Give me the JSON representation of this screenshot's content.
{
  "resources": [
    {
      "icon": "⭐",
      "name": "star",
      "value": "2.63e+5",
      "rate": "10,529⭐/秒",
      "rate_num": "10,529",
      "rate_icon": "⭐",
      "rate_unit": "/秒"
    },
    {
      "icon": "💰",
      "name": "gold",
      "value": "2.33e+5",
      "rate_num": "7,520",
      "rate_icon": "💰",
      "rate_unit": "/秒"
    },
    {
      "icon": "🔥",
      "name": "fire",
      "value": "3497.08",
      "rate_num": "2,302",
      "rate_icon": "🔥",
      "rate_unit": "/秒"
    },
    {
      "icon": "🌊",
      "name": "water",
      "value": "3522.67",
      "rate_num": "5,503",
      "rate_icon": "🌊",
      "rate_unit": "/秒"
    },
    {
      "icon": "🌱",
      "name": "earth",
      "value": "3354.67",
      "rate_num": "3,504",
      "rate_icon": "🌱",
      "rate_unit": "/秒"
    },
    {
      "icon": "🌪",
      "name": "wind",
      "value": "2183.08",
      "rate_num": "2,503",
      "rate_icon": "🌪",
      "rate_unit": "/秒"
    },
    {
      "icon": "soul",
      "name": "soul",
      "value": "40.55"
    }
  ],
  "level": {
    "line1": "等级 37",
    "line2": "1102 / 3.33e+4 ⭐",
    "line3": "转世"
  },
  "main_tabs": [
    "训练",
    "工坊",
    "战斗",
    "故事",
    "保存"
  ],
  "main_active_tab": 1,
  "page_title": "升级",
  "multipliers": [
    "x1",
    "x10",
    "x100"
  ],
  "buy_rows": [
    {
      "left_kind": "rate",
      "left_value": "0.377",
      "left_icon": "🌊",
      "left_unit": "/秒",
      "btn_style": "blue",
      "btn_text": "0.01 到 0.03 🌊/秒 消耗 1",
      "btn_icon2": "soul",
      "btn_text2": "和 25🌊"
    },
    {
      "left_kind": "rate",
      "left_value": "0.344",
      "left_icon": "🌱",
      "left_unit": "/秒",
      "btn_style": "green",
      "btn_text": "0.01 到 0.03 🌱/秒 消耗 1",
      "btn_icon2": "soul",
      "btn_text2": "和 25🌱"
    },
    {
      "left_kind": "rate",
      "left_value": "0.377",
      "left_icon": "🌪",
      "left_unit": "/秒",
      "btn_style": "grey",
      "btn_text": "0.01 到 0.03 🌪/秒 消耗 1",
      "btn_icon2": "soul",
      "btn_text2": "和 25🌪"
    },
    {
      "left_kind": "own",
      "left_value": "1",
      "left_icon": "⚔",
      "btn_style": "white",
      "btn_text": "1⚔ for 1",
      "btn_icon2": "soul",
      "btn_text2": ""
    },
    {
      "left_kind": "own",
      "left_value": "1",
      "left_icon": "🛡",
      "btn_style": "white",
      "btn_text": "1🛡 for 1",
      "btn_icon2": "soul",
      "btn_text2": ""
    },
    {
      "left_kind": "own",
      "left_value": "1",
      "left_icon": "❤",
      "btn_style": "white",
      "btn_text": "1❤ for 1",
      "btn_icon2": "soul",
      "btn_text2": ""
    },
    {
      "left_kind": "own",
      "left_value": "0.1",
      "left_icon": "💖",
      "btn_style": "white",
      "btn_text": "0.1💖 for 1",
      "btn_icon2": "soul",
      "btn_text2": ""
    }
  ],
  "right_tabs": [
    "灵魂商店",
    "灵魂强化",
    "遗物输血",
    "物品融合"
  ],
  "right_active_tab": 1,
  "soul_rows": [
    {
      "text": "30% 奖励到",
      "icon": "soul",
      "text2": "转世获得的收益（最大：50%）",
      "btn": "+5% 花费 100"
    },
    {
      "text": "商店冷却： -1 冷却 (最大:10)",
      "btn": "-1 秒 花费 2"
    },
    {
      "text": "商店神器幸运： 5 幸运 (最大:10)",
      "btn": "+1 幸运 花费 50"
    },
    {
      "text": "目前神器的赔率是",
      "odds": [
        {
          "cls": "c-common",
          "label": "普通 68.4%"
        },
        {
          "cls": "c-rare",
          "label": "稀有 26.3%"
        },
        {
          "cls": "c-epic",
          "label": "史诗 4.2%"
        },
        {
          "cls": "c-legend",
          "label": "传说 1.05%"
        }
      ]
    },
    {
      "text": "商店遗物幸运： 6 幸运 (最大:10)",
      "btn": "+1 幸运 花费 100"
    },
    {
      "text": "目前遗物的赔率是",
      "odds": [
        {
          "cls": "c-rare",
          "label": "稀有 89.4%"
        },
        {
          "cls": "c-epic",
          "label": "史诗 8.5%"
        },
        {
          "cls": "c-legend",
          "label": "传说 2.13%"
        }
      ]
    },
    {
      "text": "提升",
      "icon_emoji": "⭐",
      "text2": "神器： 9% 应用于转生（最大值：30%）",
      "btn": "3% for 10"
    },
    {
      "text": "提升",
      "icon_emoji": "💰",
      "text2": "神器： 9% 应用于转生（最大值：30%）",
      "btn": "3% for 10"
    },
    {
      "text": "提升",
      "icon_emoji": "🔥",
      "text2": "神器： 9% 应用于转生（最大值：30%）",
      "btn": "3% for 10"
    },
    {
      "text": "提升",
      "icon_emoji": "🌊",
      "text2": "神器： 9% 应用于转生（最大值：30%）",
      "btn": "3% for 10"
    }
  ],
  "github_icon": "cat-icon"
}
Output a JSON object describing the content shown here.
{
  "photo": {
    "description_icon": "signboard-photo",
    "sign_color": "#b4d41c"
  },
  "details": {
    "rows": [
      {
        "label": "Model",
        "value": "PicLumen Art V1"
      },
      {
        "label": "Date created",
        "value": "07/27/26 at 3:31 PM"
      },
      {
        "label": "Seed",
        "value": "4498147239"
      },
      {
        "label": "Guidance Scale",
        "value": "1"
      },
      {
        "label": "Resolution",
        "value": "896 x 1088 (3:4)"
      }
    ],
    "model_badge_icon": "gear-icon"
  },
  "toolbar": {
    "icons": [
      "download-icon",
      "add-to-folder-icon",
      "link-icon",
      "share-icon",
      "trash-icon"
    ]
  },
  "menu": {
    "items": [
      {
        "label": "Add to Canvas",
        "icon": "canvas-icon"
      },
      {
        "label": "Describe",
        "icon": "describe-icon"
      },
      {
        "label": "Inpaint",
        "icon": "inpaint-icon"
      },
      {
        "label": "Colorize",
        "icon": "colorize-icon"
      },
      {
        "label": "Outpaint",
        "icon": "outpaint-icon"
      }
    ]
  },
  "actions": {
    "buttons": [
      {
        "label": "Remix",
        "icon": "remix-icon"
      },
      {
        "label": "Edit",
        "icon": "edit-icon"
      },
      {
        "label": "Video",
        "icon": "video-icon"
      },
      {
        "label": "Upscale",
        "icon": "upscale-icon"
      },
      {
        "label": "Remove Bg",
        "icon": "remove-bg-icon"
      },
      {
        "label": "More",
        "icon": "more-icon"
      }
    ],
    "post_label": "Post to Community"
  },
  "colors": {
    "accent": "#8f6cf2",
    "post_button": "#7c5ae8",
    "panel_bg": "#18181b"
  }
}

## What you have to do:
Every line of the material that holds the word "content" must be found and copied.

## Answer box:
Give me the JSON representation of this screenshot's content.
Output a JSON object describing the content shown here.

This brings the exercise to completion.